The heated debate on the costs of health care has been conducted largely without facts based on analysis and metrics that could provide guidelines for improvement. The field for analytics should include the full lifecycle of the patient and the treatment of illness, including not only doctors’ care and service delivery but also the involvement of insurance companies, medical devices and life sciences that produce the medications. A complete picture must include not just numbers and quantitative measures but qualitative feedback on the balance of patients’ experience and satisfaction with the health care system. There is no doubt that this industry has significant room for improvement, but the question is whether the “system” wants to be microscopically analyzed to determine what has to be changed. Real improvement will require the industry to be smarter in analyzing not just data but speech and text that are used to transmit information via telephone and the Internet.
Hospitals, clinics and medical practices are forced to balance the desire to deliver the best quality of care with the increasing numbers of patients who get subsidized care or do not have insurance. To ensure the financial stability of service providers, analysts could compare the historical patterns of their operations with the set of services they propose to deliver and the expected timeframes. Such a patient and time-series level of analytics can provide a baseline for determining how to ensure sustainability of operations. At the same time, government entities at state and national levels have to be accommodated with detailed records and measurements of treatments for Medicaid, Medicare and state-specific rules and regulations. Insurance providers also need details of what treatment is provided so they can manage policies and profitability. By establishing better local and national benchmarks of operating and service metrics, the private and public sector can work together to determine the right adjustments to maintain quality and rein in costs while meeting patients’ expectations.

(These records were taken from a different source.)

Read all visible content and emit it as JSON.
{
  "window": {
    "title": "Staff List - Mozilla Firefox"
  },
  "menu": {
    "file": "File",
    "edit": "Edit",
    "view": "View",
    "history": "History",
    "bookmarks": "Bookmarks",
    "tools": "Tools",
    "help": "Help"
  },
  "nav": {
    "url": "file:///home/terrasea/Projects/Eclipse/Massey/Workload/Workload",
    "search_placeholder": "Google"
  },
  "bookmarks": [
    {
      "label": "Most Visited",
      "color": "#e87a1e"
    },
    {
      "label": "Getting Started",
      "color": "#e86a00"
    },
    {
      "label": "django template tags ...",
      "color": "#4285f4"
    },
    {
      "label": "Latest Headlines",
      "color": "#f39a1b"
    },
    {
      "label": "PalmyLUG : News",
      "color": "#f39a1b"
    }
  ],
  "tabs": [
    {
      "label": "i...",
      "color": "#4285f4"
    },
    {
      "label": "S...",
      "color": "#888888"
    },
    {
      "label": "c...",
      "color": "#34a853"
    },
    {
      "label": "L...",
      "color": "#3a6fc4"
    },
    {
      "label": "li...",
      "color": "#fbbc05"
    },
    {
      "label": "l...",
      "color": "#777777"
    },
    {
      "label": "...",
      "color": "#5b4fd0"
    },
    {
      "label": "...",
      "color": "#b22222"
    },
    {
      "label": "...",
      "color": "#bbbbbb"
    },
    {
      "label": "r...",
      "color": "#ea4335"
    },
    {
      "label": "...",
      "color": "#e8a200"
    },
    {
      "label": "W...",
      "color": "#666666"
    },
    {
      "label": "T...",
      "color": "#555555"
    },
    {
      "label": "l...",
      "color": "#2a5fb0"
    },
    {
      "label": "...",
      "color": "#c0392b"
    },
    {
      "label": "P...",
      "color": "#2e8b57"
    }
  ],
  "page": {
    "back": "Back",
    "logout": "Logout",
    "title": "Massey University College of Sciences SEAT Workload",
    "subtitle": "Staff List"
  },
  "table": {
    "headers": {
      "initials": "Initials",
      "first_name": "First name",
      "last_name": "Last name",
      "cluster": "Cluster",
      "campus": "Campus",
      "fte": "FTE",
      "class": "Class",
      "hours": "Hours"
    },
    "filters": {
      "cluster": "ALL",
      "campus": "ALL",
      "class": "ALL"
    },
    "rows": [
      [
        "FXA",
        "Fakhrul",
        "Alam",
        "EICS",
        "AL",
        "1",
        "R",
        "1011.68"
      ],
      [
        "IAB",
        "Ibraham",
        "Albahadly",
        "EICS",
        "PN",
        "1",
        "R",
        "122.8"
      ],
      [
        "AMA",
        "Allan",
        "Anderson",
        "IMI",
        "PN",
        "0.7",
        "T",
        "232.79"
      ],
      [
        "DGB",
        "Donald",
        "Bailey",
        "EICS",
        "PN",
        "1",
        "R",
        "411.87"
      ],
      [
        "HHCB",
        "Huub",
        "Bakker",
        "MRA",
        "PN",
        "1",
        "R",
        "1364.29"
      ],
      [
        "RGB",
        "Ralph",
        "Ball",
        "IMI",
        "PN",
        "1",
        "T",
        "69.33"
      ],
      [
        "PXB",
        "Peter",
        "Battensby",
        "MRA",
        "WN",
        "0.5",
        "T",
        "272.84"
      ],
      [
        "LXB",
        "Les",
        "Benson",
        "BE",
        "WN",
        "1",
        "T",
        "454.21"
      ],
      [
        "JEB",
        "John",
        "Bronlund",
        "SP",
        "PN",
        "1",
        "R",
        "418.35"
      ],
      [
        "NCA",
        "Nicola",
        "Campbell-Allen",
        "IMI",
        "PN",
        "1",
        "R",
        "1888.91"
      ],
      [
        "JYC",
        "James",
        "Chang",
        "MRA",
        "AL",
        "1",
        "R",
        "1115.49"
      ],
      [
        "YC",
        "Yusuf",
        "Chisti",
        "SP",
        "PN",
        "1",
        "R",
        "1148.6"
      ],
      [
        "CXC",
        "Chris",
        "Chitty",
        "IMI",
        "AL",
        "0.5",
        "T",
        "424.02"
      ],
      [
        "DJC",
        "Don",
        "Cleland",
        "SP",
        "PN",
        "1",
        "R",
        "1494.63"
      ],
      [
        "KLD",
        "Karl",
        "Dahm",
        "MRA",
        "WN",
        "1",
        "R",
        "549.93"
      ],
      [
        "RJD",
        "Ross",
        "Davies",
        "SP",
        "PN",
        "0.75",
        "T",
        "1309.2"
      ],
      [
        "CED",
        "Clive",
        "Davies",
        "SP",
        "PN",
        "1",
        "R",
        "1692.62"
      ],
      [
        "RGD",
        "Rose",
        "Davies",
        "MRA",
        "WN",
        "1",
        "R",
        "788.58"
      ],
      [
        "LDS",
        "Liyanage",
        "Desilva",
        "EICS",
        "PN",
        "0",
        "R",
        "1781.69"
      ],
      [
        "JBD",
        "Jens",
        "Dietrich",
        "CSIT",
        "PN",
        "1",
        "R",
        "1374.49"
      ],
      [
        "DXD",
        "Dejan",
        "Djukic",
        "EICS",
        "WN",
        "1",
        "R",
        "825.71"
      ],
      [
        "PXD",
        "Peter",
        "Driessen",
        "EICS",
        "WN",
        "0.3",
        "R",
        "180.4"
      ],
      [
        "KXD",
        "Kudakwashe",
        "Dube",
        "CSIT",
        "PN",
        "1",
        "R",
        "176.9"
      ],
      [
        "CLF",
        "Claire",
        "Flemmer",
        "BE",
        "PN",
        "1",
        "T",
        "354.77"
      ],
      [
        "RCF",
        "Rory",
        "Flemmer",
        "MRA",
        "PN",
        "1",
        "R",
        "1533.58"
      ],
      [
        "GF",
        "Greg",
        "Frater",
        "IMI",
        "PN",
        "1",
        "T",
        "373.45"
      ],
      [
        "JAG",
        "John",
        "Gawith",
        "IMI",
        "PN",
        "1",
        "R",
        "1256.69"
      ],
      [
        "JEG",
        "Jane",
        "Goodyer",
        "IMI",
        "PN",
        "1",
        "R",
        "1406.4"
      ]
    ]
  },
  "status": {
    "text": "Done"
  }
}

To do any or all of this, the people and processes employed across the health care industry must develop competencies to improve interactions along the patient service chain. The disparity of information systems among the many parties involved creates barriers to cooperation and will remain unless new operating and performance information exchanges are established to enable regional and national reviews of the costs of providing treatments.
Another high hurdle will be dealing with information privacy and security even at aggregated and nonpatient levels of detail; to overcome it will take advanced data integration and quality technologies that can establish secure formats for analysis. In the meantime, health care providers should seek out technology that can collect their data, prepare it for analysis and facilitate creation and publishing of metrics for planning and financial management purposes.
The insurance providers face increasing scrutiny of whether they are meeting the needs of their customers, the corporations and individuals insured for the range of health care issues, from coverage and copays to quality of care in relation to cost and ensuring proper fulfillment of services rendered. In today’s volatile economy, most individuals will not stay with one employer for their entire life, and as workforce turnover and change happen, so does the insured relationship. Insurance also needs to prepare for governmental pressures on pricing and more competition across state lines. Analytics used to generate metrics that tell the actual story of costs of treatments and doctors’ care on one side and margins on the other can become a valuable tool as pressure for transparency in health care continues to grow.
Another vital health care issue is competency and training of medical staff to provide the services that are necessary. The pace of education and advances in medicine and treatments requires continuous education. Workforce analytics in health care can help track the learning that is taking place along with the level of compensation for the care being provided. This is important as the work of Human Resources in recruitment and onboarding should be as efficient as possible in the effort to provide the highest quality care at every facility from hospital to doctor’s office. As well the expansion of governance, risk and compliance issues dictates that processes and measurements are in place to assess preventive steps are taken to provide adherence to policies for safety and treatment.
It’s time for this important industry to step forward and apply analytics that can be used for reporting, modeling and planning. For sophisticated and large-scale health care providers, predictive analytics can help provide worst- and best-case scenarios for emergency planning in terms of responsiveness and delivery systems. It can play a critical role in understanding how to provide preventive care through the Internet and by mobile technologies to minimize the number of visits that do not require in-person interaction with doctors or nurses. Health care providers will have to become more competent in the use of these technologies, which also can measure the value of the investments in streamlining health care operations.
Mark also blogs at VentanaResearch.com/blog.